## Extracted data
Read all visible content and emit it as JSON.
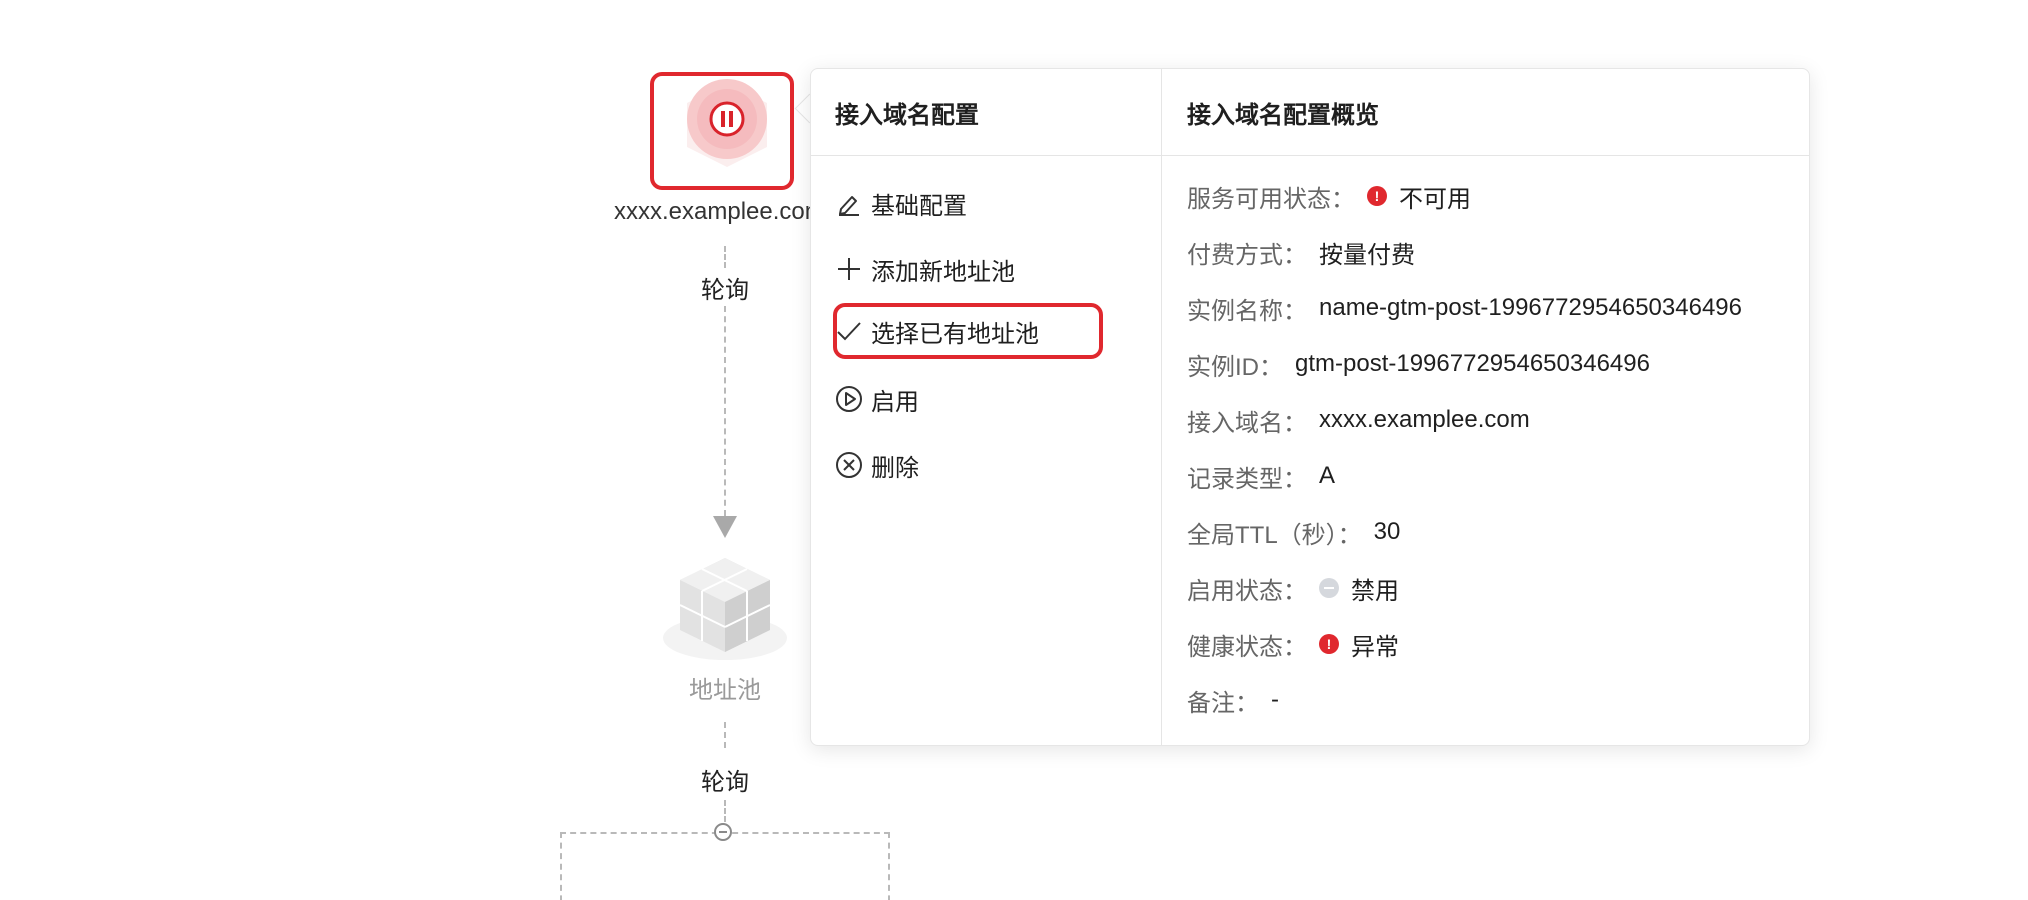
{
  "diagram": {
    "domain_node_label": "xxxx.examplee.com",
    "poll_label_1": "轮询",
    "poll_label_2": "轮询",
    "pool_label": "地址池"
  },
  "popup": {
    "menu_title": "接入域名配置",
    "overview_title": "接入域名配置概览",
    "menu": [
      {
        "label": "基础配置",
        "icon": "edit-icon"
      },
      {
        "label": "添加新地址池",
        "icon": "plus-icon"
      },
      {
        "label": "选择已有地址池",
        "icon": "check-icon"
      },
      {
        "label": "启用",
        "icon": "play-circle-icon"
      },
      {
        "label": "删除",
        "icon": "close-circle-icon"
      }
    ],
    "info": {
      "service_status": {
        "label": "服务可用状态：",
        "value": "不可用"
      },
      "billing": {
        "label": "付费方式：",
        "value": "按量付费"
      },
      "instance_name": {
        "label": "实例名称：",
        "value": "name-gtm-post-1996772954650346496"
      },
      "instance_id": {
        "label": "实例ID：",
        "value": "gtm-post-1996772954650346496"
      },
      "domain": {
        "label": "接入域名：",
        "value": "xxxx.examplee.com"
      },
      "record_type": {
        "label": "记录类型：",
        "value": "A"
      },
      "global_ttl": {
        "label": "全局TTL（秒）：",
        "value": "30"
      },
      "enable_status": {
        "label": "启用状态：",
        "value": "禁用"
      },
      "health_status": {
        "label": "健康状态：",
        "value": "异常"
      },
      "remark": {
        "label": "备注：",
        "value": "-"
      }
    }
  },
  "colors": {
    "highlight": "#e0282e",
    "error": "#e0282e",
    "disabled": "#d5d8dd"
  }
}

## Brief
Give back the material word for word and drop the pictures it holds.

## Written solution
Read all visible content and emit it as JSON.
{
  "diagram": {
    "domain_node_label": "xxxx.examplee.com",
    "poll_label_1": "轮询",
    "poll_label_2": "轮询",
    "pool_label": "地址池"
  },
  "popup": {
    "menu_title": "接入域名配置",
    "overview_title": "接入域名配置概览",
    "menu": [
      {
        "label": "基础配置",
        "icon": "edit-icon"
      },
      {
        "label": "添加新地址池",
        "icon": "plus-icon"
      },
      {
        "label": "选择已有地址池",
        "icon": "check-icon"
      },
      {
        "label": "启用",
        "icon": "play-circle-icon"
      },
      {
        "label": "删除",
        "icon": "close-circle-icon"
      }
    ],
    "info": {
      "service_status": {
        "label": "服务可用状态：",
        "value": "不可用"
      },
      "billing": {
        "label": "付费方式：",
        "value": "按量付费"
      },
      "instance_name": {
        "label": "实例名称：",
        "value": "name-gtm-post-1996772954650346496"
      },
      "instance_id": {
        "label": "实例ID：",
        "value": "gtm-post-1996772954650346496"
      },
      "domain": {
        "label": "接入域名：",
        "value": "xxxx.examplee.com"
      },
      "record_type": {
        "label": "记录类型：",
        "value": "A"
      },
      "global_ttl": {
        "label": "全局TTL（秒）：",
        "value": "30"
      },
      "enable_status": {
        "label": "启用状态：",
        "value": "禁用"
      },
      "health_status": {
        "label": "健康状态：",
        "value": "异常"
      },
      "remark": {
        "label": "备注：",
        "value": "-"
      }
    }
  },
  "colors": {
    "highlight": "#e0282e",
    "error": "#e0282e",
    "disabled": "#d5d8dd"
  }
}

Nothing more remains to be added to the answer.